*YOUR OBJECTIVE*
Could each entry be returned exactly as it appears?

*Dataset rows for apps and sites*

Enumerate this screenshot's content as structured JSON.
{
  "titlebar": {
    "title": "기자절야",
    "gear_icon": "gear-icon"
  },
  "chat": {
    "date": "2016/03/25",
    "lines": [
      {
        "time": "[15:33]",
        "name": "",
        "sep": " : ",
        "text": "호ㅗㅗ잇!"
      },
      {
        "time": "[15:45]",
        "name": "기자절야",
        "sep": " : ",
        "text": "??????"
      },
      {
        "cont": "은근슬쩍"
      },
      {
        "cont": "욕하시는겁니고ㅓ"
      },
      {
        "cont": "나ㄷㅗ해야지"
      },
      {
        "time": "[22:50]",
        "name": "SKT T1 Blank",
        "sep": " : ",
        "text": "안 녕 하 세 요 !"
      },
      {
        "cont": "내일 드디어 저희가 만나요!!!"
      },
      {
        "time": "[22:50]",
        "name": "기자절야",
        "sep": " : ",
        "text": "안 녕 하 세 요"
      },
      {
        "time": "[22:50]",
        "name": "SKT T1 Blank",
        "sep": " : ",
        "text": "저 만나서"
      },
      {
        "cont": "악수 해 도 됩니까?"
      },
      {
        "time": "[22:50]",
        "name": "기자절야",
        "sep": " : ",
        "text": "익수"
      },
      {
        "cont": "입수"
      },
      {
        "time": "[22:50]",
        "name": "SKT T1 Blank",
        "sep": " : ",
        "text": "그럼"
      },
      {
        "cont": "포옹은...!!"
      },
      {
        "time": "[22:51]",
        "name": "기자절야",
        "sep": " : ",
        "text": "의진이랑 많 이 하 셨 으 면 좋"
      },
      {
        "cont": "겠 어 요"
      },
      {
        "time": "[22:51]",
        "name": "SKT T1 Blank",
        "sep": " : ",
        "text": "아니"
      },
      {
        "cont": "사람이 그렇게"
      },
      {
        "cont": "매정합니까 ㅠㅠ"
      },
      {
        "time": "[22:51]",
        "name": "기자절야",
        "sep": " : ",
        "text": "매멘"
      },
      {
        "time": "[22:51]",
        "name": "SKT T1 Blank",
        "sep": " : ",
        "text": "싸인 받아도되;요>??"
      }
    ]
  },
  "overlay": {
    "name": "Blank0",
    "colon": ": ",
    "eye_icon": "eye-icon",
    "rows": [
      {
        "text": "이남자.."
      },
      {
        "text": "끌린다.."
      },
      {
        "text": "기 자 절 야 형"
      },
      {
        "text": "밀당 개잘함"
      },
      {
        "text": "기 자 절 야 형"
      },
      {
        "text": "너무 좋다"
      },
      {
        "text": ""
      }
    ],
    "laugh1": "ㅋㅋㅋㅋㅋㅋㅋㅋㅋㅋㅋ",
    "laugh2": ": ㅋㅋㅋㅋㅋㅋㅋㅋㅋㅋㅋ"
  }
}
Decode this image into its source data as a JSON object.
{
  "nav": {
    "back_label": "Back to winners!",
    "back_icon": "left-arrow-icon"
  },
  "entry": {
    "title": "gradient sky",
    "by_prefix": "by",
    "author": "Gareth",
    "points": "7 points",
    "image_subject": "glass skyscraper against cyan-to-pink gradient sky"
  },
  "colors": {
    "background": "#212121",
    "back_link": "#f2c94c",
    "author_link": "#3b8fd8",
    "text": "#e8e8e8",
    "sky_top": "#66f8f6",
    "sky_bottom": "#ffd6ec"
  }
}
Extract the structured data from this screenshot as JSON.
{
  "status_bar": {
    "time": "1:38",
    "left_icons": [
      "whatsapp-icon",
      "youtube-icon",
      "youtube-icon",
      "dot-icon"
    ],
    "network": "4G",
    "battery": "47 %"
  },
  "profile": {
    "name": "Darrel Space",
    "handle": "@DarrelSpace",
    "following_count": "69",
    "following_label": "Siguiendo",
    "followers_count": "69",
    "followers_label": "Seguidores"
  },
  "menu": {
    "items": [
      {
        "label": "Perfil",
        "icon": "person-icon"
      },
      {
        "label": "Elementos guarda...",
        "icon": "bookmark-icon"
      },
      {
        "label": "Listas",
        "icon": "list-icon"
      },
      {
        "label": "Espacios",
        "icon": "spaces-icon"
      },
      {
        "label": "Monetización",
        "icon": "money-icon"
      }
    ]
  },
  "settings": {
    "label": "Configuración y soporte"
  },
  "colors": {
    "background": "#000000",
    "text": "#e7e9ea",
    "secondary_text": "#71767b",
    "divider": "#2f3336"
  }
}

*TASK RESULT*
Enumerate this screenshot's content as structured JSON.
{
  "titlebar": {
    "title": "기자절야",
    "gear_icon": "gear-icon"
  },
  "chat": {
    "date": "2016/03/25",
    "lines": [
      {
        "time": "[15:33]",
        "name": "",
        "sep": " : ",
        "text": "호ㅗㅗ잇!"
      },
      {
        "time": "[15:45]",
        "name": "기자절야",
        "sep": " : ",
        "text": "??????"
      },
      {
        "cont": "은근슬쩍"
      },
      {
        "cont": "욕하시는겁니고ㅓ"
      },
      {
        "cont": "나ㄷㅗ해야지"
      },
      {
        "time": "[22:50]",
        "name": "SKT T1 Blank",
        "sep": " : ",
        "text": "안 녕 하 세 요 !"
      },
      {
        "cont": "내일 드디어 저희가 만나요!!!"
      },
      {
        "time": "[22:50]",
        "name": "기자절야",
        "sep": " : ",
        "text": "안 녕 하 세 요"
      },
      {
        "time": "[22:50]",
        "name": "SKT T1 Blank",
        "sep": " : ",
        "text": "저 만나서"
      },
      {
        "cont": "악수 해 도 됩니까?"
      },
      {
        "time": "[22:50]",
        "name": "기자절야",
        "sep": " : ",
        "text": "익수"
      },
      {
        "cont": "입수"
      },
      {
        "time": "[22:50]",
        "name": "SKT T1 Blank",
        "sep": " : ",
        "text": "그럼"
      },
      {
        "cont": "포옹은...!!"
      },
      {
        "time": "[22:51]",
        "name": "기자절야",
        "sep": " : ",
        "text": "의진이랑 많 이 하 셨 으 면 좋"
      },
      {
        "cont": "겠 어 요"
      },
      {
        "time": "[22:51]",
        "name": "SKT T1 Blank",
        "sep": " : ",
        "text": "아니"
      },
      {
        "cont": "사람이 그렇게"
      },
      {
        "cont": "매정합니까 ㅠㅠ"
      },
      {
        "time": "[22:51]",
        "name": "기자절야",
        "sep": " : ",
        "text": "매멘"
      },
      {
        "time": "[22:51]",
        "name": "SKT T1 Blank",
        "sep": " : ",
        "text": "싸인 받아도되;요>??"
      }
    ]
  },
  "overlay": {
    "name": "Blank0",
    "colon": ": ",
    "eye_icon": "eye-icon",
    "rows": [
      {
        "text": "이남자.."
      },
      {
        "text": "끌린다.."
      },
      {
        "text": "기 자 절 야 형"
      },
      {
        "text": "밀당 개잘함"
      },
      {
        "text": "기 자 절 야 형"
      },
      {
        "text": "너무 좋다"
      },
      {
        "text": ""
      }
    ],
    "laugh1": "ㅋㅋㅋㅋㅋㅋㅋㅋㅋㅋㅋ",
    "laugh2": ": ㅋㅋㅋㅋㅋㅋㅋㅋㅋㅋㅋ"
  }
}
Decode this image into its source data as a JSON object.
{
  "nav": {
    "back_label": "Back to winners!",
    "back_icon": "left-arrow-icon"
  },
  "entry": {
    "title": "gradient sky",
    "by_prefix": "by",
    "author": "Gareth",
    "points": "7 points",
    "image_subject": "glass skyscraper against cyan-to-pink gradient sky"
  },
  "colors": {
    "background": "#212121",
    "back_link": "#f2c94c",
    "author_link": "#3b8fd8",
    "text": "#e8e8e8",
    "sky_top": "#66f8f6",
    "sky_bottom": "#ffd6ec"
  }
}
Extract the structured data from this screenshot as JSON.
{
  "status_bar": {
    "time": "1:38",
    "left_icons": [
      "whatsapp-icon",
      "youtube-icon",
      "youtube-icon",
      "dot-icon"
    ],
    "network": "4G",
    "battery": "47 %"
  },
  "profile": {
    "name": "Darrel Space",
    "handle": "@DarrelSpace",
    "following_count": "69",
    "following_label": "Siguiendo",
    "followers_count": "69",
    "followers_label": "Seguidores"
  },
  "menu": {
    "items": [
      {
        "label": "Perfil",
        "icon": "person-icon"
      },
      {
        "label": "Elementos guarda...",
        "icon": "bookmark-icon"
      },
      {
        "label": "Listas",
        "icon": "list-icon"
      },
      {
        "label": "Espacios",
        "icon": "spaces-icon"
      },
      {
        "label": "Monetización",
        "icon": "money-icon"
      }
    ]
  },
  "settings": {
    "label": "Configuración y soporte"
  },
  "colors": {
    "background": "#000000",
    "text": "#e7e9ea",
    "secondary_text": "#71767b",
    "divider": "#2f3336"
  }
}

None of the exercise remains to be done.